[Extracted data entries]
+-------+
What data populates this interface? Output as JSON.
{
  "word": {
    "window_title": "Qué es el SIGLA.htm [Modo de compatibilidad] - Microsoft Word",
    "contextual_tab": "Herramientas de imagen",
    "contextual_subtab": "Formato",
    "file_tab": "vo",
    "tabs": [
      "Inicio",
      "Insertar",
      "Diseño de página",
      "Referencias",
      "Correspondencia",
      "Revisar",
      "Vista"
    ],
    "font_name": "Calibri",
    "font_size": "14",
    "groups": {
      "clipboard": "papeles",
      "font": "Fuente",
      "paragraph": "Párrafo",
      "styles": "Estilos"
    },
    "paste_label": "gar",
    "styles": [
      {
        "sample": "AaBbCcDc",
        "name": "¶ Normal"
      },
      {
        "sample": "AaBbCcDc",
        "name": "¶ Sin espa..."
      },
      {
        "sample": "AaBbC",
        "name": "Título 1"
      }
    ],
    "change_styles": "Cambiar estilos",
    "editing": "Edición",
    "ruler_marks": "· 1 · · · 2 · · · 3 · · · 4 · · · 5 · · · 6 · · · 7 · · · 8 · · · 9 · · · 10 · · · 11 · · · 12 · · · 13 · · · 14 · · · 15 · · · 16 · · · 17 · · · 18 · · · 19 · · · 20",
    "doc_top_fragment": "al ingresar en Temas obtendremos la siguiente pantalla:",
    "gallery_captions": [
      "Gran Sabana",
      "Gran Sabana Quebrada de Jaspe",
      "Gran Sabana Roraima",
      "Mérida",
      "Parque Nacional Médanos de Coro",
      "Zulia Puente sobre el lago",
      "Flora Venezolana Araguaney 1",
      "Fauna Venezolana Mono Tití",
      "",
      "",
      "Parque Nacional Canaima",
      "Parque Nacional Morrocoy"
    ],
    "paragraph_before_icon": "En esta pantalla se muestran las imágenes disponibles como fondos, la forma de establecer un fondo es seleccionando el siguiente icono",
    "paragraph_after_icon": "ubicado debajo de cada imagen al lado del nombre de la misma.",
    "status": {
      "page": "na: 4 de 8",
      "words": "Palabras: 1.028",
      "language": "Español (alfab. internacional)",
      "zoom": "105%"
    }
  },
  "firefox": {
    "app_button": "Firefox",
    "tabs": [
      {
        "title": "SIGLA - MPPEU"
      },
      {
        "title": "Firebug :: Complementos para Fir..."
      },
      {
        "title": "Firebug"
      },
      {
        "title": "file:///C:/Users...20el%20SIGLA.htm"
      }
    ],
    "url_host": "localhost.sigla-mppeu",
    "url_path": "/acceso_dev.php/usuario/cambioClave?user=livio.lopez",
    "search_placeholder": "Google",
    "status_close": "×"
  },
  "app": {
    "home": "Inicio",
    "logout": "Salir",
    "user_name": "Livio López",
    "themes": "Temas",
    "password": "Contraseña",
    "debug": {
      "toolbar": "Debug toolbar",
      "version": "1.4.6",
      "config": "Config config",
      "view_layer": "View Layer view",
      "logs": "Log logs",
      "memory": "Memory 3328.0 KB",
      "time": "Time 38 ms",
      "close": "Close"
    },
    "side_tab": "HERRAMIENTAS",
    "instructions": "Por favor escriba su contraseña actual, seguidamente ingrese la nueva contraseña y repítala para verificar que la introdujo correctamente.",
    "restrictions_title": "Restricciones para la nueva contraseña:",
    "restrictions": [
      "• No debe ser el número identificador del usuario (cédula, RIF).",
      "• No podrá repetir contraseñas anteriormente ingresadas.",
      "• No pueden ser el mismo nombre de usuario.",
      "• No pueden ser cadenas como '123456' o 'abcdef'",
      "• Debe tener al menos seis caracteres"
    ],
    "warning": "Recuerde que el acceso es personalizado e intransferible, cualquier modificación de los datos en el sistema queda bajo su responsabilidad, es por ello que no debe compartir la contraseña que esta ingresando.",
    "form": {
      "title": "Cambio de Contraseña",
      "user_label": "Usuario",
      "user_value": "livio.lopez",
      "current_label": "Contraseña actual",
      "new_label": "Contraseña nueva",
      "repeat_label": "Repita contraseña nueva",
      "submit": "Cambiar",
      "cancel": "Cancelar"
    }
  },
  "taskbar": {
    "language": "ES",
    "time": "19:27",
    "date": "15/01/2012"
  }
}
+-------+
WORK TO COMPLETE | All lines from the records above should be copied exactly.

RESPONSE TO THIS TASK |
What data populates this interface? Output as JSON.
{
  "word": {
    "window_title": "Qué es el SIGLA.htm [Modo de compatibilidad] - Microsoft Word",
    "contextual_tab": "Herramientas de imagen",
    "contextual_subtab": "Formato",
    "file_tab": "vo",
    "tabs": [
      "Inicio",
      "Insertar",
      "Diseño de página",
      "Referencias",
      "Correspondencia",
      "Revisar",
      "Vista"
    ],
    "font_name": "Calibri",
    "font_size": "14",
    "groups": {
      "clipboard": "papeles",
      "font": "Fuente",
      "paragraph": "Párrafo",
      "styles": "Estilos"
    },
    "paste_label": "gar",
    "styles": [
      {
        "sample": "AaBbCcDc",
        "name": "¶ Normal"
      },
      {
        "sample": "AaBbCcDc",
        "name": "¶ Sin espa..."
      },
      {
        "sample": "AaBbC",
        "name": "Título 1"
      }
    ],
    "change_styles": "Cambiar estilos",
    "editing": "Edición",
    "ruler_marks": "· 1 · · · 2 · · · 3 · · · 4 · · · 5 · · · 6 · · · 7 · · · 8 · · · 9 · · · 10 · · · 11 · · · 12 · · · 13 · · · 14 · · · 15 · · · 16 · · · 17 · · · 18 · · · 19 · · · 20",
    "doc_top_fragment": "al ingresar en Temas obtendremos la siguiente pantalla:",
    "gallery_captions": [
      "Gran Sabana",
      "Gran Sabana Quebrada de Jaspe",
      "Gran Sabana Roraima",
      "Mérida",
      "Parque Nacional Médanos de Coro",
      "Zulia Puente sobre el lago",
      "Flora Venezolana Araguaney 1",
      "Fauna Venezolana Mono Tití",
      "",
      "",
      "Parque Nacional Canaima",
      "Parque Nacional Morrocoy"
    ],
    "paragraph_before_icon": "En esta pantalla se muestran las imágenes disponibles como fondos, la forma de establecer un fondo es seleccionando el siguiente icono",
    "paragraph_after_icon": "ubicado debajo de cada imagen al lado del nombre de la misma.",
    "status": {
      "page": "na: 4 de 8",
      "words": "Palabras: 1.028",
      "language": "Español (alfab. internacional)",
      "zoom": "105%"
    }
  },
  "firefox": {
    "app_button": "Firefox",
    "tabs": [
      {
        "title": "SIGLA - MPPEU"
      },
      {
        "title": "Firebug :: Complementos para Fir..."
      },
      {
        "title": "Firebug"
      },
      {
        "title": "file:///C:/Users...20el%20SIGLA.htm"
      }
    ],
    "url_host": "localhost.sigla-mppeu",
    "url_path": "/acceso_dev.php/usuario/cambioClave?user=livio.lopez",
    "search_placeholder": "Google",
    "status_close": "×"
  },
  "app": {
    "home": "Inicio",
    "logout": "Salir",
    "user_name": "Livio López",
    "themes": "Temas",
    "password": "Contraseña",
    "debug": {
      "toolbar": "Debug toolbar",
      "version": "1.4.6",
      "config": "Config config",
      "view_layer": "View Layer view",
      "logs": "Log logs",
      "memory": "Memory 3328.0 KB",
      "time": "Time 38 ms",
      "close": "Close"
    },
    "side_tab": "HERRAMIENTAS",
    "instructions": "Por favor escriba su contraseña actual, seguidamente ingrese la nueva contraseña y repítala para verificar que la introdujo correctamente.",
    "restrictions_title": "Restricciones para la nueva contraseña:",
    "restrictions": [
      "• No debe ser el número identificador del usuario (cédula, RIF).",
      "• No podrá repetir contraseñas anteriormente ingresadas.",
      "• No pueden ser el mismo nombre de usuario.",
      "• No pueden ser cadenas como '123456' o 'abcdef'",
      "• Debe tener al menos seis caracteres"
    ],
    "warning": "Recuerde que el acceso es personalizado e intransferible, cualquier modificación de los datos en el sistema queda bajo su responsabilidad, es por ello que no debe compartir la contraseña que esta ingresando.",
    "form": {
      "title": "Cambio de Contraseña",
      "user_label": "Usuario",
      "user_value": "livio.lopez",
      "current_label": "Contraseña actual",
      "new_label": "Contraseña nueva",
      "repeat_label": "Repita contraseña nueva",
      "submit": "Cambiar",
      "cancel": "Cancelar"
    }
  },
  "taskbar": {
    "language": "ES",
    "time": "19:27",
    "date": "15/01/2012"
  }
}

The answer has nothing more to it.